**The task:** Each word in the data below should be copied exactly; the images should not.

**Stored data:**
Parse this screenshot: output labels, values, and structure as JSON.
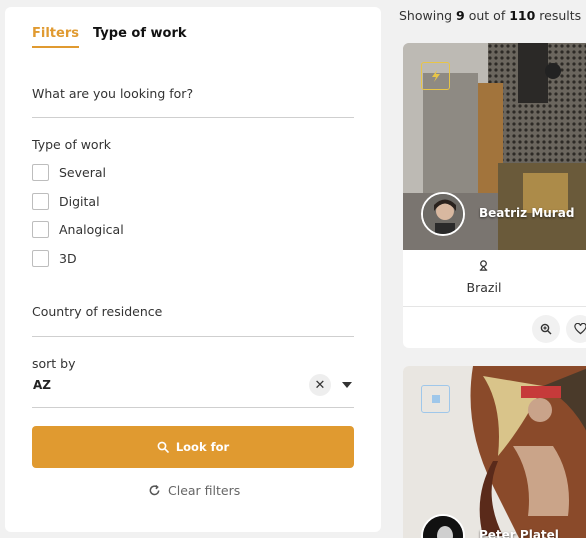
{
  "filters": {
    "tabs": [
      {
        "label": "Filters"
      },
      {
        "label": "Type of work"
      }
    ],
    "search": {
      "placeholder": "What are you looking for?"
    },
    "type_of_work": {
      "label": "Type of work",
      "options": [
        {
          "label": "Several"
        },
        {
          "label": "Digital"
        },
        {
          "label": "Analogical"
        },
        {
          "label": "3D"
        }
      ]
    },
    "country": {
      "label": "Country of residence"
    },
    "sort": {
      "label": "sort by",
      "value": "AZ"
    },
    "look_button": "Look for",
    "clear_filters": "Clear filters"
  },
  "results": {
    "prefix": "Showing",
    "shown": "9",
    "middle": "out of",
    "total": "110",
    "suffix": "results"
  },
  "cards": [
    {
      "artist": "Beatriz Murad",
      "country": "Brazil",
      "type_icon": "lightning-icon"
    },
    {
      "artist": "Peter Platel",
      "type_icon": "cube-icon"
    }
  ],
  "colors": {
    "accent": "#e09a30",
    "badge_yellow": "#e8c547",
    "badge_blue": "#9fc7ea"
  }
}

**Solution for this problem:**
Parse this screenshot: output labels, values, and structure as JSON.
{
  "filters": {
    "tabs": [
      {
        "label": "Filters"
      },
      {
        "label": "Type of work"
      }
    ],
    "search": {
      "placeholder": "What are you looking for?"
    },
    "type_of_work": {
      "label": "Type of work",
      "options": [
        {
          "label": "Several"
        },
        {
          "label": "Digital"
        },
        {
          "label": "Analogical"
        },
        {
          "label": "3D"
        }
      ]
    },
    "country": {
      "label": "Country of residence"
    },
    "sort": {
      "label": "sort by",
      "value": "AZ"
    },
    "look_button": "Look for",
    "clear_filters": "Clear filters"
  },
  "results": {
    "prefix": "Showing",
    "shown": "9",
    "middle": "out of",
    "total": "110",
    "suffix": "results"
  },
  "cards": [
    {
      "artist": "Beatriz Murad",
      "country": "Brazil",
      "type_icon": "lightning-icon"
    },
    {
      "artist": "Peter Platel",
      "type_icon": "cube-icon"
    }
  ],
  "colors": {
    "accent": "#e09a30",
    "badge_yellow": "#e8c547",
    "badge_blue": "#9fc7ea"
  }
}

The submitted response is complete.